In particular, he highlighted the emergence of security threats stemming from Artificial Intelligence and generative technologies, which are being utilized as new avenues for fraudulent activities.
Fagbemi conveyed these thoughts during the inauguration of the 27th meeting of the ministerial committee of the Action Group Against Money Laundering in West Africa held in Abuja.
He emphasized the need for a comprehensive assessment to identify both current and future threats faced by countries in the region.
He said, “Ladies and gentlemen, it is very clear that the threats we are facing will only continue to grow and evolve in unanticipated ways. In particular, the threat of artificial intelligence and generative technologies are already beginning to manifest new avenues for fraud.
“At the policy level, we must make all efforts to ensure that we understand the range of threats that we face and those that will confront us in the future. This emphasises the need for continuous and ongoing ways of risk assessment and typologies work.”
The Attorney-General of the Federation further highlighted that the decentralized finance system, widely adopted in several countries within the region, has facilitated illicit financial flows.
He emphasized that this phenomenon has significantly complicated the task of tracing and identifying such flows for law enforcement agencies.
“In particular, the explosion in decentralised finance has created opportunities for the kind of anonymous financial systems that facilitate illicit financial flows and hamper the ability of our law enforcement and regulatory agencies to trace and identify the proceeds of criminal activity.”
Fagbemi called for the development of institutional frameworks for the enforcement of financial crime regulations in the region.

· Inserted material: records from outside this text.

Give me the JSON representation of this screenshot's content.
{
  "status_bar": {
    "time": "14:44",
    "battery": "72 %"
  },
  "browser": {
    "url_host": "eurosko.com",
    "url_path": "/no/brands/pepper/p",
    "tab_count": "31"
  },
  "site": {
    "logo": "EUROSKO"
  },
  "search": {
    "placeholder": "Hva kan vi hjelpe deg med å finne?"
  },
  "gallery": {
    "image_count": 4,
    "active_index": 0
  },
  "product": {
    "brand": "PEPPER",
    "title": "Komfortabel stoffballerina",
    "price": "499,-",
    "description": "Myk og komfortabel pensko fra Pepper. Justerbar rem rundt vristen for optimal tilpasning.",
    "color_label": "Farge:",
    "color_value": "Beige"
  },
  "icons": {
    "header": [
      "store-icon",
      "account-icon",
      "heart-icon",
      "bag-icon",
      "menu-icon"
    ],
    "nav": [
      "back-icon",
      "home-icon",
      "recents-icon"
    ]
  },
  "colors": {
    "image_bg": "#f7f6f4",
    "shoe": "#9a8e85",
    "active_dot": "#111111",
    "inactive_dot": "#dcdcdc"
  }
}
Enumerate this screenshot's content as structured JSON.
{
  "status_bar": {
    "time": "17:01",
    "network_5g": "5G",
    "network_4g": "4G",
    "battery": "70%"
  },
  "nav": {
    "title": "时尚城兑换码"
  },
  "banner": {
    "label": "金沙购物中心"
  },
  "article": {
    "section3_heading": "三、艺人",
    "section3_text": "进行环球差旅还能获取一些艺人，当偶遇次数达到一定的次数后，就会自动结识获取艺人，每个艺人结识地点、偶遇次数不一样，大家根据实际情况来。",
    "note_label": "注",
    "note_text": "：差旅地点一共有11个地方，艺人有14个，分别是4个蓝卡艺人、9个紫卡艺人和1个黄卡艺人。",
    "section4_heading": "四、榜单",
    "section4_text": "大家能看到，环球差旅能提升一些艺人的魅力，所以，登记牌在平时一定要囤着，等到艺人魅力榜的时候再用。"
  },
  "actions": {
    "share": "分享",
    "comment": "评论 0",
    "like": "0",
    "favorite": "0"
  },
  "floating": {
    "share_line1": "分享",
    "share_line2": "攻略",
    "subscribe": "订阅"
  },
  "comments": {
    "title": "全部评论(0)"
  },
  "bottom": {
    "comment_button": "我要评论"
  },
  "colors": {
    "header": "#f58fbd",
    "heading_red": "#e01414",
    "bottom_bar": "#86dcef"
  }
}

He said, “Our collective commitment to put in place legislative policy and institutional frameworks is necessary to protect the integrity of our financial systems from threats of money laundering, terrorist and proliferation financing.”